-- Work to be completed --
Only lines holding the word "false" are wanted. Copy them from the listing below.

-- Records supplied --
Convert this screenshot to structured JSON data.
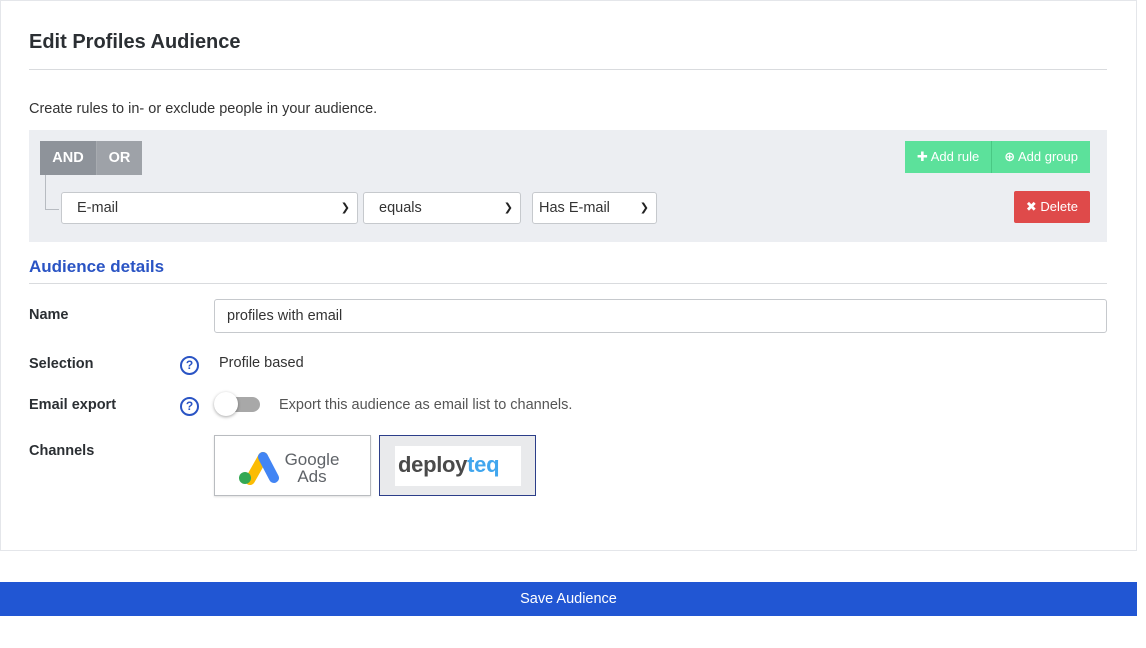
{
  "page": {
    "title": "Edit Profiles Audience",
    "intro": "Create rules to in- or exclude people in your audience."
  },
  "rules": {
    "logic_and": "AND",
    "logic_or": "OR",
    "add_rule_label": "Add rule",
    "add_group_label": "Add group",
    "delete_label": "Delete",
    "field_value": "E-mail",
    "operator_value": "equals",
    "value_value": "Has E-mail",
    "add_icon": "plus-icon",
    "group_icon": "plus-circle-icon",
    "delete_icon": "x-icon"
  },
  "details": {
    "section_title": "Audience details",
    "name_label": "Name",
    "name_value": "profiles with email",
    "selection_label": "Selection",
    "selection_value": "Profile based",
    "email_export_label": "Email export",
    "email_export_text": "Export this audience as email list to channels.",
    "email_export_enabled": false,
    "channels_label": "Channels",
    "channels": [
      {
        "name": "Google Ads",
        "line1": "Google",
        "line2": "Ads",
        "selected": false
      },
      {
        "name": "deployteq",
        "part1": "deploy",
        "part2": "teq",
        "selected": true
      }
    ]
  },
  "footer": {
    "save_label": "Save Audience"
  },
  "colors": {
    "accent_blue": "#2156d3",
    "section_blue": "#2a54c4",
    "green": "#5ce19b",
    "red": "#df4a4a",
    "logic_gray": "#8e939a"
  }
}
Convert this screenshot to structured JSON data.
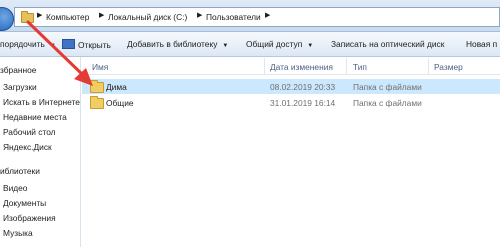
{
  "address": {
    "breadcrumbs": [
      "Компьютер",
      "Локальный диск (C:)",
      "Пользователи"
    ]
  },
  "toolbar": {
    "organize": "порядочить",
    "open": "Открыть",
    "add_to_library": "Добавить в библиотеку",
    "share": "Общий доступ",
    "burn": "Записать на оптический диск",
    "new_folder": "Новая п"
  },
  "nav": {
    "favorites": "збранное",
    "downloads": "Загрузки",
    "search_internet": "Искать в Интернете",
    "recent": "Недавние места",
    "desktop": "Рабочий стол",
    "yandex": "Яндекс.Диск",
    "libraries": "иблиотеки",
    "video": "Видео",
    "documents": "Документы",
    "images": "Изображения",
    "music": "Музыка"
  },
  "columns": {
    "name": "Имя",
    "date": "Дата изменения",
    "type": "Тип",
    "size": "Размер"
  },
  "files": [
    {
      "name": "Дима",
      "date": "08.02.2019 20:33",
      "type": "Папка с файлами",
      "selected": true
    },
    {
      "name": "Общие",
      "date": "31.01.2019 16:14",
      "type": "Папка с файлами",
      "selected": false
    }
  ],
  "icons": {
    "folder": "folder-icon",
    "annotation": "red-arrow-annotation"
  },
  "colors": {
    "selection": "#cce8ff",
    "annotation_arrow": "#e53935"
  }
}
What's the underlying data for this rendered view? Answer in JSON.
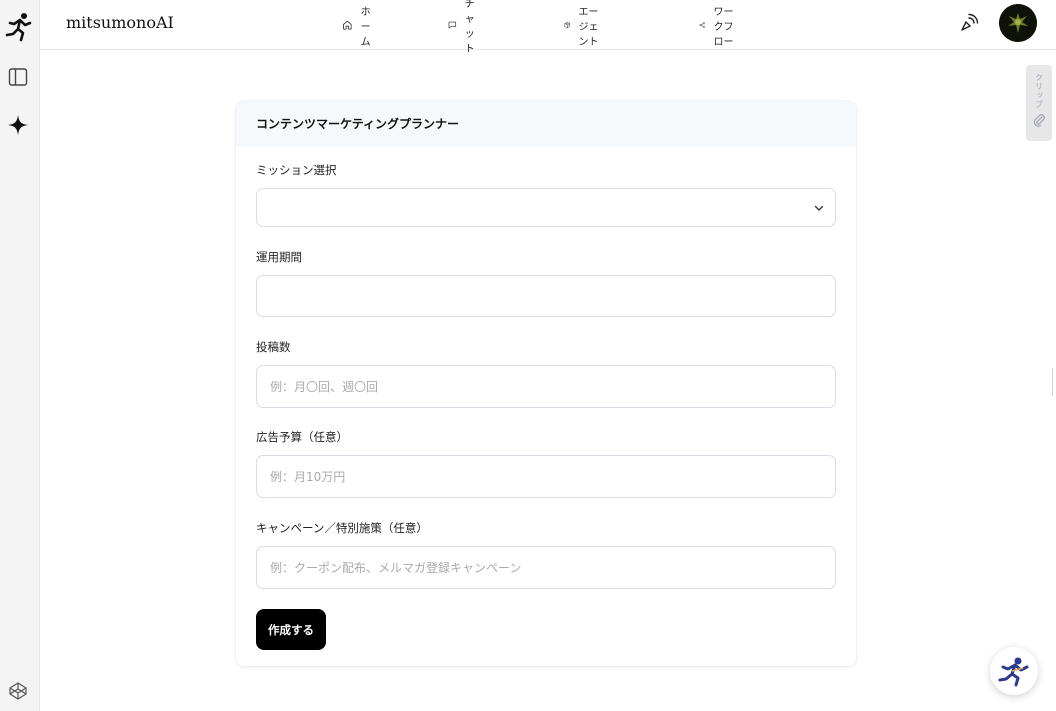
{
  "header": {
    "brand": "mitsumonoAI",
    "nav": [
      {
        "label": "ホーム",
        "icon": "home-icon"
      },
      {
        "label": "チャット",
        "icon": "chat-icon"
      },
      {
        "label": "エージェント",
        "icon": "cube-icon"
      },
      {
        "label": "ワークフロー",
        "icon": "share-icon"
      }
    ]
  },
  "side_tab": {
    "label": "クリップ",
    "icon": "paperclip-icon"
  },
  "form": {
    "title": "コンテンツマーケティングプランナー",
    "mission": {
      "label": "ミッション選択",
      "value": ""
    },
    "period": {
      "label": "運用期間",
      "value": ""
    },
    "posts": {
      "label": "投稿数",
      "placeholder": "例：月〇回、週〇回"
    },
    "ad_budget": {
      "label": "広告予算（任意）",
      "placeholder": "例：月10万円"
    },
    "campaign": {
      "label": "キャンペーン／特別施策（任意）",
      "placeholder": "例：クーポン配布、メルマガ登録キャンペーン"
    },
    "submit_label": "作成する"
  },
  "colors": {
    "primary": "#000000",
    "card_header_bg": "#f6f9fc",
    "rail_bg": "#f4f4f5",
    "border": "#d9dde3",
    "help_accent": "#2b3a8c"
  }
}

-- Answer space --
    "email_export_enabled": false,
        "selected": false
      "selected": false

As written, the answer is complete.